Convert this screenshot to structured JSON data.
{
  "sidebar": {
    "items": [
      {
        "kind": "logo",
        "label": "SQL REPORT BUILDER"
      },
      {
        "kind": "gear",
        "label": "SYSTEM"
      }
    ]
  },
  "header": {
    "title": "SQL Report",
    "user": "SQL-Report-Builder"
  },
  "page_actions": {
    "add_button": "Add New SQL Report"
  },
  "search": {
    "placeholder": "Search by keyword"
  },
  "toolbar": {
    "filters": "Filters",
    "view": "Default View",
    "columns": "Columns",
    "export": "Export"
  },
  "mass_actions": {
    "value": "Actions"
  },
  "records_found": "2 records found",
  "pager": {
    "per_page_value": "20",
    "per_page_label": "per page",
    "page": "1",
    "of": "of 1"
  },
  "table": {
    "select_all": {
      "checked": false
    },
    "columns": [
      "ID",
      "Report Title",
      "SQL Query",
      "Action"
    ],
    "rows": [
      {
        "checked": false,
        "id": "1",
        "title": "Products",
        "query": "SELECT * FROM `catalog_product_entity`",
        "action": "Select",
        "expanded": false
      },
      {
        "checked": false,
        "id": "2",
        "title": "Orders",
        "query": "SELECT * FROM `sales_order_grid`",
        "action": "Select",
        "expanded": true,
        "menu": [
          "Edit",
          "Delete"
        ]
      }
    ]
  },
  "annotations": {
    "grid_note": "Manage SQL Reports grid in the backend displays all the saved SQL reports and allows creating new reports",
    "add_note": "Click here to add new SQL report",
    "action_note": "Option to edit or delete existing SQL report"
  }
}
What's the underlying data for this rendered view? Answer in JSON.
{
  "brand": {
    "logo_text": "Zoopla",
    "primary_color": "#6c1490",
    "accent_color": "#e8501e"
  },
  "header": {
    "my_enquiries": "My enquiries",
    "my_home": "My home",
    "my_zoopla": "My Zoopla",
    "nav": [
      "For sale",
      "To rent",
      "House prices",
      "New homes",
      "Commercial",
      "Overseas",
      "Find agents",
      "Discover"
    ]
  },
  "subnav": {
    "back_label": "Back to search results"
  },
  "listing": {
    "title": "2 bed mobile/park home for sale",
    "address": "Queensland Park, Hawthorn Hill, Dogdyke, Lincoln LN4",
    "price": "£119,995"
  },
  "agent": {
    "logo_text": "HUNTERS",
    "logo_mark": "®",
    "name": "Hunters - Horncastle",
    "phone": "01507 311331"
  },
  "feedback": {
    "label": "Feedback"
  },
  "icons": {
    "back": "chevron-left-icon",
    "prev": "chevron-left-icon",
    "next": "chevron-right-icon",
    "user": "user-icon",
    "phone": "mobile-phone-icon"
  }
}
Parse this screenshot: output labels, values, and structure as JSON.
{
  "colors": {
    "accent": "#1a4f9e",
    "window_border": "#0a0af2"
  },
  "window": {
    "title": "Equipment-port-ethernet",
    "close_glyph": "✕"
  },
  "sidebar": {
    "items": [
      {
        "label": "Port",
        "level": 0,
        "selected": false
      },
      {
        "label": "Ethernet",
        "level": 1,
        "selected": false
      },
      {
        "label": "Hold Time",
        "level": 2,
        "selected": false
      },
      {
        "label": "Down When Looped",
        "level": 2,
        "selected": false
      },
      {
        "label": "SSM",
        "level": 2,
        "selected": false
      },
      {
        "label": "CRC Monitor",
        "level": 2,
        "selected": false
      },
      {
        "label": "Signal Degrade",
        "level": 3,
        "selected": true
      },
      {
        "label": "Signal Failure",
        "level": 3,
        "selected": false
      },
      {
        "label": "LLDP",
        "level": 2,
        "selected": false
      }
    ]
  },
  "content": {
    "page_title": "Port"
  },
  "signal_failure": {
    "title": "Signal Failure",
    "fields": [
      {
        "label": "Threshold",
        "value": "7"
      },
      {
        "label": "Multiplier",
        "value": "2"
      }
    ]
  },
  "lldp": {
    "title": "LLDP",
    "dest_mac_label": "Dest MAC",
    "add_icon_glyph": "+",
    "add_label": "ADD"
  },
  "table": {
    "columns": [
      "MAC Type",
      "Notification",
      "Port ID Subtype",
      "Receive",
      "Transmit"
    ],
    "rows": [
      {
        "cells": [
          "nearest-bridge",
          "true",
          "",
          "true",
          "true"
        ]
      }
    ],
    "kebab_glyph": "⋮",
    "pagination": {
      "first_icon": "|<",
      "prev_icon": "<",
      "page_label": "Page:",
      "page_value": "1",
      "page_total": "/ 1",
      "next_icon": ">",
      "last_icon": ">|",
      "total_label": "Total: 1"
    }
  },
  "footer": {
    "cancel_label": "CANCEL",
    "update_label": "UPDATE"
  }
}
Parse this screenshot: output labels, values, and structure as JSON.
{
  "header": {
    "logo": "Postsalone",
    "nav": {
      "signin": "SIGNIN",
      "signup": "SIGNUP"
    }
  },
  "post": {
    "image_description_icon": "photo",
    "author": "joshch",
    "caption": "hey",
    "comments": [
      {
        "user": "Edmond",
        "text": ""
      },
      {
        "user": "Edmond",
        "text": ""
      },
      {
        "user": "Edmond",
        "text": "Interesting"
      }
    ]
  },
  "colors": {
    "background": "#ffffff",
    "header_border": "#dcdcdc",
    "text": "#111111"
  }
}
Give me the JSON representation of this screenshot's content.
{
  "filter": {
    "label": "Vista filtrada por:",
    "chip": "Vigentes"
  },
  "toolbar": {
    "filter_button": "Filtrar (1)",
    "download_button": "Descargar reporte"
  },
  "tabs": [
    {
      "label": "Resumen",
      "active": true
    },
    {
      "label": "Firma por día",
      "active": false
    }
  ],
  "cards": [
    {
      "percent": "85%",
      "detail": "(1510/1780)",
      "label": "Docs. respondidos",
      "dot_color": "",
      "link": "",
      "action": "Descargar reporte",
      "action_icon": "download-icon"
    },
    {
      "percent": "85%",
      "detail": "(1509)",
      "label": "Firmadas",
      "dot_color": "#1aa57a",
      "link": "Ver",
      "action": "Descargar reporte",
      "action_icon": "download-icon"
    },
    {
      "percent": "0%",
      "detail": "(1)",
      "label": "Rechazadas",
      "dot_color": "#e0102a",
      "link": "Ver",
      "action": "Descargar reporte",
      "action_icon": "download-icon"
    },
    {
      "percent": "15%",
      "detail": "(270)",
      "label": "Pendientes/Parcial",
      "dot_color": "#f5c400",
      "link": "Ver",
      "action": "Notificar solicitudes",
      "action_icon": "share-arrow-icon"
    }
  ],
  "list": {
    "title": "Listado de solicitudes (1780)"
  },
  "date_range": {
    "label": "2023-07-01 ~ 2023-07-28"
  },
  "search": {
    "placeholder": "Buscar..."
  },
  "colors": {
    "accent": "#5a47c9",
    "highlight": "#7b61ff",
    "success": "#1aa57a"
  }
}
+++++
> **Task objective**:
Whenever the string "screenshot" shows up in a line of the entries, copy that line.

> **Task solution**:
Convert this screenshot to structured JSON data.
Parse this screenshot: output labels, values, and structure as JSON.
Parse this screenshot: output labels, values, and structure as JSON.
Give me the JSON representation of this screenshot's content.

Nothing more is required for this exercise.